The new wording was accepted on a vote; but with these questions going unanswered, Daniel Tomlinson, OUSU’s Vice-President (Charities and Communities), put forward a new amendment: to remove Clause 2 entirely.

Daniel’s proposition speech was pithy and reasonable. We’d seen, he argued, what a range of interpretations this clause produces even between the people who proposed it; two years down the line, when none of us were in the room, who knew how it might be interpreted? We wholeheartedly supported this amendment. But the motion’s proposers didn’t like it, and Alasdair spoke against it. Then the room voted. Lots of hands went up for and against. The OUSU officials counted assiduously. Then they looked at each other and grimaced. There was a certain amount of whispering. ‘We’re going to do a recount,’ they announced. ‘Raise your voting cards high, please.’ Those of us who could vote (you need to sign up in time to get a vote at OUSU Council) raised our orange voting cards again. It was obviously close. The OUSU officials counted even more assiduously, going row by row. There was more whispering. Finally they announced the result.

The amendment was carried by 27 to 24, with 8 abstentions. The attempted censorship had failed, just.

 

Laws and clauses

It should be remarked what a credit this is to Oxford – where democratic principles are still important to so many people – and to OUSU, whose process allowed a real debate on the ‘no platform’ Clause 2. Many of those who voted to strike down Clause 2 disagree with OSFL, but they voted, admirably, for free speech anyway.

Really, there should have been two motions: the ‘no platform’ motion and the ban on LIFE. Because they were tacked together, by the time we had dispensed with Clause 2, nobody was in the mood for further debate.
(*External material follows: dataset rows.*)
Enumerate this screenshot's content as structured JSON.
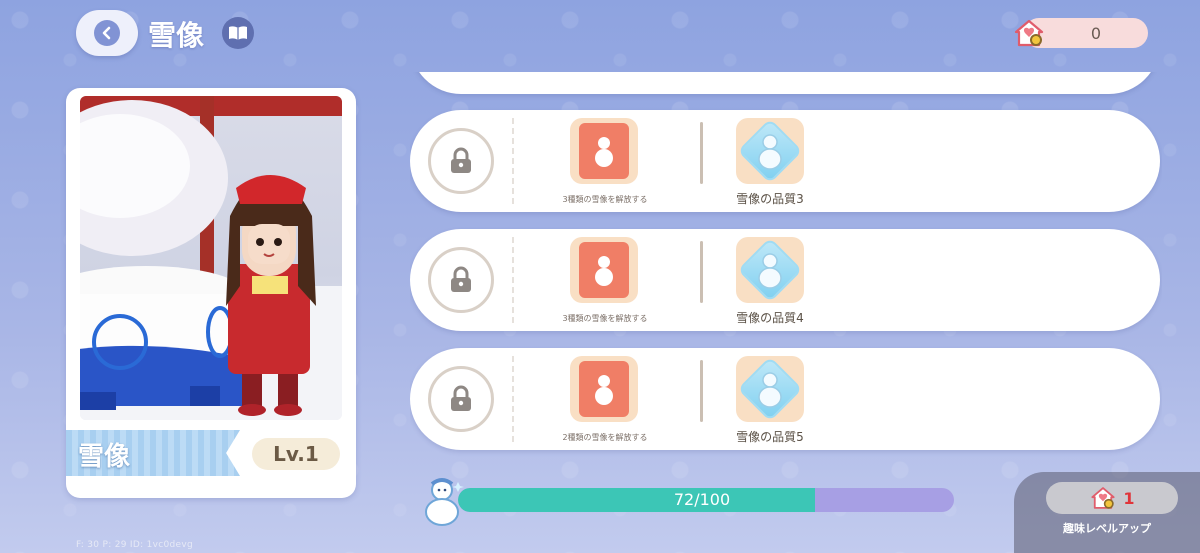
{
  "header": {
    "title": "雪像",
    "currency_value": "0"
  },
  "character": {
    "name": "雪像",
    "level": "Lv.1"
  },
  "rows": [
    {
      "condition": "3種類の雪像を解放する",
      "reward": "雪像の品質3"
    },
    {
      "condition": "3種類の雪像を解放する",
      "reward": "雪像の品質4"
    },
    {
      "condition": "2種類の雪像を解放する",
      "reward": "雪像の品質5"
    }
  ],
  "progress": {
    "label": "72/100",
    "current": 72,
    "max": 100
  },
  "levelup": {
    "count": "1",
    "label": "趣味レベルアップ"
  },
  "debug": "F: 30    P: 29    ID: 1vc0devg",
  "colors": {
    "progress_fill": "#3cc6b6",
    "progress_track": "#a79fe4",
    "card_bg": "#ffffff",
    "icon_bg": "#f9dfc4"
  }
}
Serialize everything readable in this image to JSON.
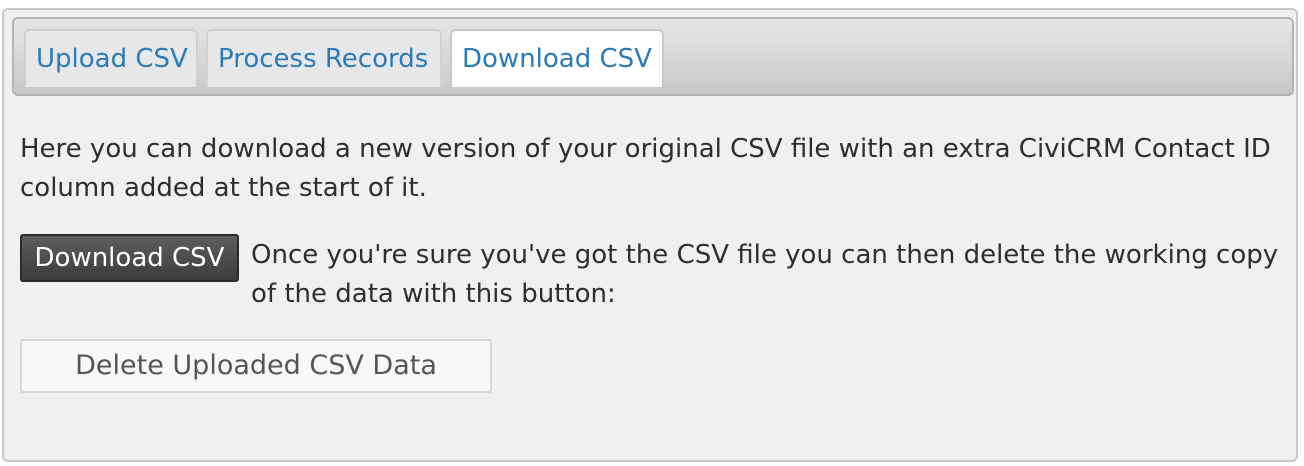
{
  "tabs": [
    {
      "label": "Upload CSV",
      "active": false
    },
    {
      "label": "Process Records",
      "active": false
    },
    {
      "label": "Download CSV",
      "active": true
    }
  ],
  "content": {
    "intro": "Here you can download a new version of your original CSV file with an extra CiviCRM Contact ID column added at the start of it.",
    "download_button": "Download CSV",
    "delete_hint": "Once you're sure you've got the CSV file you can then delete the working copy of the data with this button:",
    "delete_button": "Delete Uploaded CSV Data"
  },
  "colors": {
    "tab_link": "#2b7bb9",
    "panel_bg": "#f0f0f0",
    "download_button_bg": "#4a4a4a"
  }
}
The ban on LIFE advertising went through. LIFE responded today with strong words: ‘We challenge OUSU to provide proper objective evidence that the counselling we provide is directive… To imply that we are an organisation which gives misleading information which can be actively harmful is slanderous. OUSU should withdraw this statement immediately.’ These and other points were briefly touched on in the debate, but there was no time left for a searching discussion.

In truth, both Clause 2 (the failed attack on free speech) and Clause 1 (the ban on LIFE advertising) reflect something bigger: that the pro-choice movement increasingly works not by addressing the big issues, but by assaulting the freedom of pro-life groups and individuals. Pro-choice groups have said very little of late about gendercide, or about the appalling disability discrimination which is fixed into UK abortion law, or about the increasing public awareness of the humanity of the unborn. (There are exceptions, such as the feminist author Naomi Wolf.) But pro-choice groups have a huge amount to say about who should be allowed to counsel pregnant and post-abortive women, who should be allowed to stand where on the pavement, who should be allowed to have a stall at Freshers’ Fair. This seems to be the general direction of pro-choice activism at the moment. Cardiff have seen it recently.
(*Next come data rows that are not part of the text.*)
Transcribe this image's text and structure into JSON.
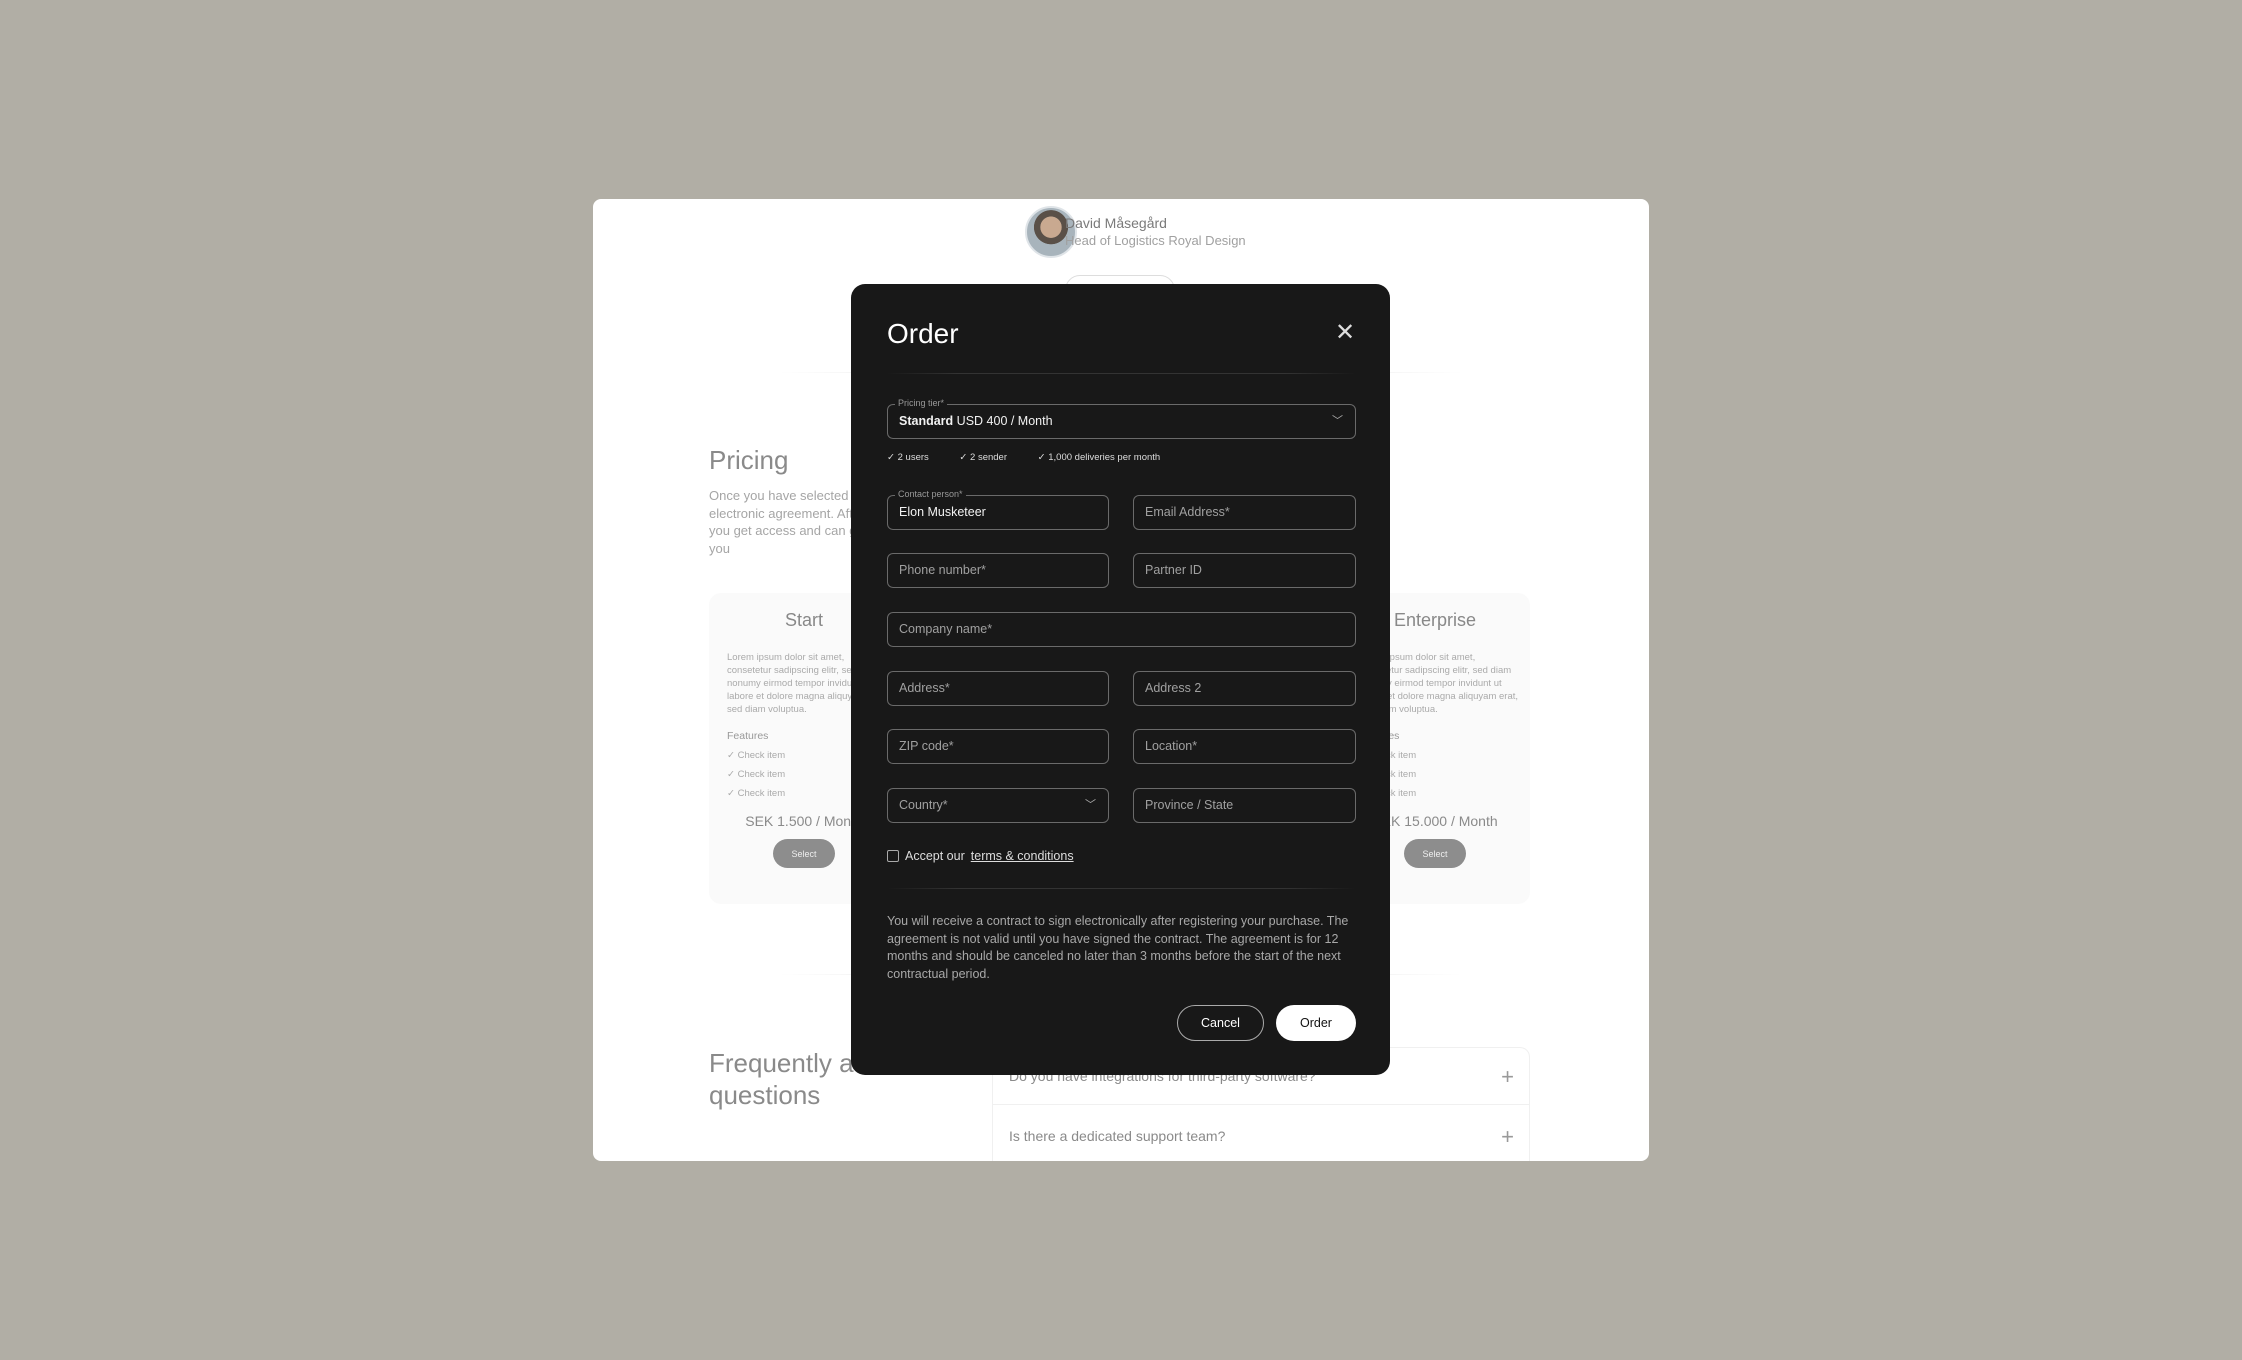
{
  "background": {
    "profile": {
      "name": "David Måsegård",
      "title": "Head of Logistics Royal Design"
    },
    "pricing": {
      "heading": "Pricing",
      "text": "Once you have selected a plan you will receive an electronic agreement. After signing the agreement, you get access and can get started. Within an hour you",
      "plans": [
        {
          "name": "Start",
          "description": "Lorem ipsum dolor sit amet, consetetur sadipscing elitr, sed diam nonumy eirmod tempor invidunt ut labore et dolore magna aliquyam erat, sed diam voluptua.",
          "features_label": "Features",
          "items": [
            "Check item",
            "Check item",
            "Check item"
          ],
          "price": "SEK 1.500 / Month",
          "button": "Select"
        },
        {
          "name": "Enterprise",
          "description": "Lorem ipsum dolor sit amet, consetetur sadipscing elitr, sed diam nonumy eirmod tempor invidunt ut labore et dolore magna aliquyam erat, sed diam voluptua.",
          "features_label": "Features",
          "items": [
            "Check item",
            "Check item",
            "Check item"
          ],
          "price": "SEK 15.000 / Month",
          "button": "Select"
        }
      ]
    },
    "faq": {
      "heading": "Frequently asked questions",
      "items": [
        "Do you have integrations for third-party software?",
        "Is there a dedicated support team?"
      ]
    }
  },
  "modal": {
    "title": "Order",
    "pricing_tier": {
      "label": "Pricing tier*",
      "value_bold": "Standard",
      "value": "USD 400 / Month"
    },
    "tier_features": [
      "2 users",
      "2 sender",
      "1,000 deliveries per month"
    ],
    "contact_person": {
      "label": "Contact person*",
      "value": "Elon Musketeer"
    },
    "placeholders": {
      "email": "Email Address*",
      "phone": "Phone number*",
      "partner": "Partner ID",
      "company": "Company name*",
      "address": "Address*",
      "address2": "Address 2",
      "zip": "ZIP code*",
      "location": "Location*",
      "country": "Country*",
      "province": "Province / State"
    },
    "accept_prefix": "Accept our",
    "terms_link": "terms & conditions",
    "note": "You will receive a contract to sign electronically after registering your purchase. The agreement is not valid until you have signed the contract. The agreement is for 12 months and should be canceled no later than 3 months before the start of the next contractual period.",
    "cancel": "Cancel",
    "order": "Order"
  }
}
And this may turn out to be a serious mistake on the part of pro-choicers: it is usually an unwise long-term policy to swap intellectual and moral credibility for legal domination. Anyway, yesterday evening was good practice for the next time somebody tries to attack democratic freedom.